Difficulty is also increased because the behavior of some of the enemies in the game. When you reach the surface of the game you have to deal with large mutated creatures that hunt in packs. One alone is easy enough but if you don’t take them out quickly enough they let out a howl that summons friends. When those friends get they they call their friends and then those friends call those friends and soon you’re knee deep in them because you can’t kill them fast enough. Couple that with the limited bullets and you’ve got a difficulty curve like the Marianas Trench.
This is further compounded by the fact that that you have to stop to pick up ammo rather than just automatically picking it up when you walk over it. I know this is a more realistic approach to the game but it just gets in the way of the fun factor which was a bit of a downer in my opinion. In talking to some of the folks on hand they know the difficulty is an issue and will be working to make the final game less hazardous for wireless controllers.

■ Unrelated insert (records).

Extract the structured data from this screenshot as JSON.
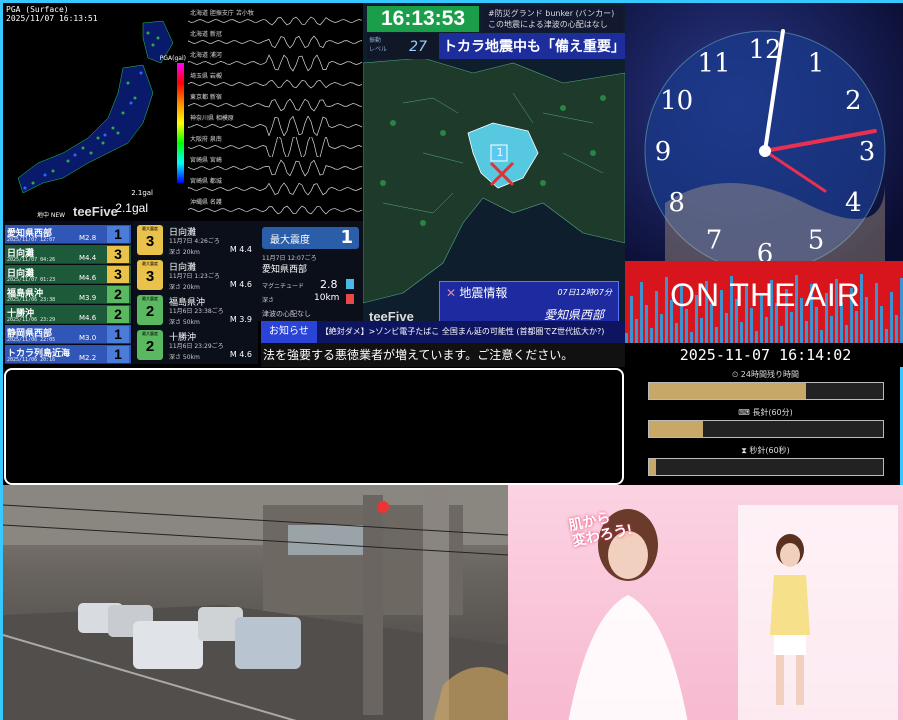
{
  "pga_panel": {
    "header_line1": "PGA (Surface)",
    "header_line2": "2025/11/07 16:13:51",
    "legend_title": "PGA(gal)",
    "gal_value": "2.1gal",
    "gal_small": "2.1gal",
    "footer_left": "地中 NEW",
    "logo": "teeFive"
  },
  "waveforms": {
    "stations": [
      "北海道 胆振支庁 苫小牧",
      "北海道 新冠",
      "北海道 浦河",
      "埼玉県 岩槻",
      "東京都 新宿",
      "神奈川県 相模原",
      "大阪府 泉南",
      "宮崎県 宮崎",
      "宮崎県 都城",
      "沖縄県 名護"
    ]
  },
  "eq_list": {
    "items": [
      {
        "name": "愛知県西部",
        "datetime": "2025/11/07 12:07",
        "mag": "M2.8",
        "shindo": "1",
        "color": "#4a7cd8"
      },
      {
        "name": "日向灘",
        "datetime": "2025/11/07 04:26",
        "mag": "M4.4",
        "shindo": "3",
        "color": "#e8c24a"
      },
      {
        "name": "日向灘",
        "datetime": "2025/11/07 01:23",
        "mag": "M4.6",
        "shindo": "3",
        "color": "#e8c24a"
      },
      {
        "name": "福島県沖",
        "datetime": "2025/11/06 23:38",
        "mag": "M3.9",
        "shindo": "2",
        "color": "#5ab860"
      },
      {
        "name": "十勝沖",
        "datetime": "2025/11/06 23:29",
        "mag": "M4.6",
        "shindo": "2",
        "color": "#5ab860"
      },
      {
        "name": "静岡県西部",
        "datetime": "2025/11/06 22:05",
        "mag": "M3.0",
        "shindo": "1",
        "color": "#4a7cd8"
      },
      {
        "name": "トカラ列島近海",
        "datetime": "2025/11/06 20:16",
        "mag": "M2.2",
        "shindo": "1",
        "color": "#4a7cd8"
      }
    ]
  },
  "eq_detail": {
    "badge_label": "最大震度",
    "items": [
      {
        "place": "日向灘",
        "time": "11月7日 4:26ごろ",
        "depth": "深さ 20km",
        "mag": "M 4.4",
        "shindo": "3",
        "color": "#e8c24a"
      },
      {
        "place": "日向灘",
        "time": "11月7日 1:23ごろ",
        "depth": "深さ 20km",
        "mag": "M 4.6",
        "shindo": "3",
        "color": "#e8c24a"
      },
      {
        "place": "福島県沖",
        "time": "11月6日 23:38ごろ",
        "depth": "深さ 50km",
        "mag": "M 3.9",
        "shindo": "2",
        "color": "#5ab860"
      },
      {
        "place": "十勝沖",
        "time": "11月6日 23:29ごろ",
        "depth": "深さ 50km",
        "mag": "M 4.6",
        "shindo": "2",
        "color": "#5ab860"
      }
    ]
  },
  "max_intensity": {
    "label": "最大震度",
    "value": "1",
    "datetime": "11月7日 12:07ごろ",
    "region": "愛知県西部",
    "mag_label": "マグニチュード",
    "mag_value": "2.8",
    "depth_label": "深さ",
    "depth_value": "10km",
    "tsunami": "津波の心配なし"
  },
  "map_panel": {
    "clock": "16:13:53",
    "ticker_line1": "#防災グランド bunker (バンカー)",
    "ticker_line2": "この地震による津波の心配はなし",
    "scale_label_1": "振動",
    "scale_label_2": "レベル",
    "scale_value": "27",
    "headline": "トカラ地震中も「備え重要」",
    "epicenter_shindo": "1",
    "info_title": "地震情報",
    "info_date": "07日12時07分",
    "info_region": "愛知県西部",
    "logo": "teeFive"
  },
  "notice": {
    "label": "お知らせ",
    "text": "【絶対ダメ】>ゾンビ電子たばこ 全国まん延の可能性 (首都圏でZ世代拡大か?)"
  },
  "scroll_text": "法を強要する悪徳業者が増えています。ご注意ください。",
  "clock_panel": {
    "numerals": [
      "12",
      "1",
      "2",
      "3",
      "4",
      "5",
      "6",
      "7",
      "8",
      "9",
      "10",
      "11"
    ],
    "onair_text": "ON THE AIR",
    "datetime": "2025-11-07 16:14:02",
    "bars": [
      {
        "label": "24時間残り時間",
        "fill": 0.67,
        "icon": "clock-icon"
      },
      {
        "label": "長針(60分)",
        "fill": 0.23,
        "icon": "calendar-icon"
      },
      {
        "label": "秒針(60秒)",
        "fill": 0.03,
        "icon": "hourglass-icon"
      }
    ]
  },
  "ad_panel": {
    "copy_line1": "肌から",
    "copy_line2": "変わろう!"
  }
}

The game also has a moral system built in where you'll be presented with some moral options. The one we saw in the game had a fellow survivor asking you to borrow a bullet so that he can get some medicine for his child. Given the ammo as currency situation this is a fairly significant choice you have to make. The decisions you make along the way will impact which ending of the game you get though so you'll need to choose wisely.
Graphically Metro 2033 looks solid and certainly what you would expect for a current generation title. Metro 2033 is using a proprietary engine the characters have a very Elder Scrolls:Oblivion/Fallout 3 look to them. The art design is oustanding as the architecture and design feel uniquely Russian. I would have like to have seen some more variety in some of the creature design but then again this was only the early stages of the game. There's an inherent claustrophobia to having a game that takes place mostly in a subway system and that comes through which is good as you'll be spending around 70% of the game below the surface.
The audio is also very well done as you've got the distinctive call of the feral creatures on the surface (something that still haunts my nightmares) as well as the basic atmospheric sounds like the sounds of you sucking wind in your gas mask. The voice over work is likewise solid as the Russian accents are distinct and don't come off as a series of Yakov Smirnoff impressions. The gravity of the situation comes across really well in the acting and further fleshes the game out.
From what I saw at the event it looks like THQ has the potential for a huge hit on their hands if the game is given a good dose of polish and love. The story and atmosphere pull you instantly into the world and are different from almost every game on the market. Metro 2033 is set to come out on March 16th and I really hope that the folks at 4A are given the time to do the game right and tweak it until it's just right.
Honestly I would love if THQ would push Metro 2033 back a month or so it's not lost in the March shuffle of high profile games as I think they have the foundation of a new franchise here. The book already has a sequel and if Metro 2033 is marketed right and delivers on the promise I saw last week I think gamers are in for a real treat.
* The product in this article was sent to us by the developer/company.
Hi, my name is Charles Husemann and I've been gaming for longer than I care to admit. For me it's always been about competing and a burning off stress. It started off simply enough with Choplifter and Lode Runner on the Apple //e, then it was the curse of Tank and Yars Revenge on the 2600. The addiction subsided somewhat until I went to college where dramatic decreases in my GPA could be traced to the release of X:Com and Doom. I was a Microsoft Xbox MVP from 2009 to 2014. I currently own stock in Microsoft, AMD, and nVidia.